* IPO activity nears levels seen in tech bubble in 2000
* Recent U.S. IPO firms largely unprofitable -Redburn
* Short sellers targeting recent IPOs -Markit
By Tricia Wright
LONDON, May 2 Firms are queuing up to list on
equity indexes, sucking cash from existing listed stocks and
fuelling worries that these high flotation volumes could be
signalling an impending market fall.
So far this year, the value of initial public offerings
(IPOs) worldwide has soared close to levels last seen in the
dying days of the tech bubble of 2000, supported by central bank
policies that have pumped out cheap money and underpinned market
gains over the past five years.
While high levels of IPOs can be healthy, feeding firms
capital to expand their businesses, valuation ratios on a number
of stocks entering the market have risen to levels that can
signal the market is due for a sharp correction.
Investors have been dumping shares in recently-floated firms
especially in the tech sector as concerns mount about
valuations, reviving memories of the dotcom crash.
These IPOs are also soaking up cash. Despite huge inflows
into equities since the start of the year, the MSCI All-Country
World index, which tracks shares in 45
countries, is trading only slightly higher over the period.
"The new paper which is coming to market is diluting the
technical support from fund flows... It does leave us
vulnerable," Ian Richards, global head of equities at Exane BNP
"We know that there's still a big IPO pipeline ... Some of
those deals will try to be squeezed through, then potentially
that's a suppressant for markets."
Global-listed IPO volume, at $65.8 billion via 331 deals so
far in 2014, represent the highest year-to-date value since 2010
and are just shy of a 2000 peak, data from Dealogic shows.
Meanwhile, equity funds globally have taken in more than $84
billion this year, according to EPFR Global data.
"Many times, what fund managers will do is that they will
make sales in the secondary market to subscribe to those
(initial public) offerings," Ashish Misra, head of investment
policy at Lloyds Bank Private Banking, said.
PORK IPO PULLED
While the IPO stream remains robust, many of the companies
listing have poor quality earnings.

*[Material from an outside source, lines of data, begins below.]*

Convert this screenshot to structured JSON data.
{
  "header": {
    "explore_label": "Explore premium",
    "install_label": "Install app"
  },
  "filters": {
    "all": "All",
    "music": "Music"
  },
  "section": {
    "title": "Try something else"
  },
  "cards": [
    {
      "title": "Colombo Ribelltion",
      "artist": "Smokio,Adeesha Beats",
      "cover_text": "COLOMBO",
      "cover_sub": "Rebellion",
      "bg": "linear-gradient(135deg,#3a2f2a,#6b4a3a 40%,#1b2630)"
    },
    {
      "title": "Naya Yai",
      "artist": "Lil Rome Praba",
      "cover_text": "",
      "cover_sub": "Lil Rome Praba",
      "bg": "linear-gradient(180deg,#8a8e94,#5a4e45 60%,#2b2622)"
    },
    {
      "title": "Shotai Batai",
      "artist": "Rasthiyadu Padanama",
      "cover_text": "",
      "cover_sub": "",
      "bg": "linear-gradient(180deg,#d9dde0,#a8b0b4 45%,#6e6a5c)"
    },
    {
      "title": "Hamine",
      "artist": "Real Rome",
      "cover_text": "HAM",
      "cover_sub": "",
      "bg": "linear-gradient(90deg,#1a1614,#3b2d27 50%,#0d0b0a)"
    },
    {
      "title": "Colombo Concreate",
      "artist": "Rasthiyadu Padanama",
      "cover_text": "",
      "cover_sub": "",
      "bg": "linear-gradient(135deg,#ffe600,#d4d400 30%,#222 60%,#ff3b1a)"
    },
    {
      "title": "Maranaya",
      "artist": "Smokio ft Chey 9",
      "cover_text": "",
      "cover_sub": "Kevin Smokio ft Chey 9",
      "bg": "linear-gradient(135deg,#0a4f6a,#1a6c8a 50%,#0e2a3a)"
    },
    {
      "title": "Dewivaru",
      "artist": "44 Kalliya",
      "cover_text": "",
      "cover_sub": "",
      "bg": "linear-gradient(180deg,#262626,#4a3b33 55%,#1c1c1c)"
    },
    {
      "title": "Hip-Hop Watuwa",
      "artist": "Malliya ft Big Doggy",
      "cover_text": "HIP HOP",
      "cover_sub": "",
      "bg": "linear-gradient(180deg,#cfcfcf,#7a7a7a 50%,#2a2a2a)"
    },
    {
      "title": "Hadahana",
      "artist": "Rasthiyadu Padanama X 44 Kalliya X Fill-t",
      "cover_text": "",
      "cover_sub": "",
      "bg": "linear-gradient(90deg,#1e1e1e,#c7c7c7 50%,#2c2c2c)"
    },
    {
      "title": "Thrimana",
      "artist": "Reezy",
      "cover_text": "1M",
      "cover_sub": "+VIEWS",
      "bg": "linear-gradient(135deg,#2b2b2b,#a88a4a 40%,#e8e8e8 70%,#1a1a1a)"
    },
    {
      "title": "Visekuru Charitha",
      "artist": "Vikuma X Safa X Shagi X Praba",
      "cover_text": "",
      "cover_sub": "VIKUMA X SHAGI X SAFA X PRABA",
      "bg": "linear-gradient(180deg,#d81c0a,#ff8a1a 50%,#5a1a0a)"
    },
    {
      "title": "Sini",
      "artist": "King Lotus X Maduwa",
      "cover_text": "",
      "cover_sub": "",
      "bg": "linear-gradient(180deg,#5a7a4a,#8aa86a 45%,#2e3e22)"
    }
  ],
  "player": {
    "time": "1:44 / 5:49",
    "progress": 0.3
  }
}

The proportion of U.S.
companies coming to the market that are unprofitable is now at
74 percent, its highest since 1999, analysts at Redburn said.
Concerns about overstretched valuations have meant scant
demand for new firms that might once have drawn huge interest.
Chinese pork producer WH Group, for example, pulled
its Hong Kong IPO after failing to get the valuation it wanted
while some recently floated web-based firms are trading below
their issue prices.
These include King Digital Entertainment, parent
company of mobile game "Candy Crush Saga", white goods retailer
AO World, and online takeaway service Just Eat -
which achieved a heady valuation of 1.5 billion pounds ($2.5
billion), over 100 times its earnings of 14.1 million pounds.
"It's become very dangerous," George Godber, manager of the
CF Miton UK Value Opportunities Fund, said.
"Once you start creating losses in the system, then you
force people to sell down other positions... (And) nobody in the
teeth of a bear market will pay record multiples for something
that 'sounds like a good idea'."
Markit data shows that short sellers - who sell borrowed
shares, hoping to buy them back more cheaply and pocket the
difference - have been targeting stocks which floated in 2013.
In the three months after listing, the nine most borrowed
stocks fell by more than 30 percent, it said.
"As IPOs do well, you then get into a frenzy," Miton's
Godber said. "The banks are there to make money from
transactions, not from the success of them ... and the quality
(of companies floating) hugely deteriorates."
($1 = 0.5922 British Pounds)
(Graphic by Vincent Flasseur; Editing by Blaise Robinson/Ruth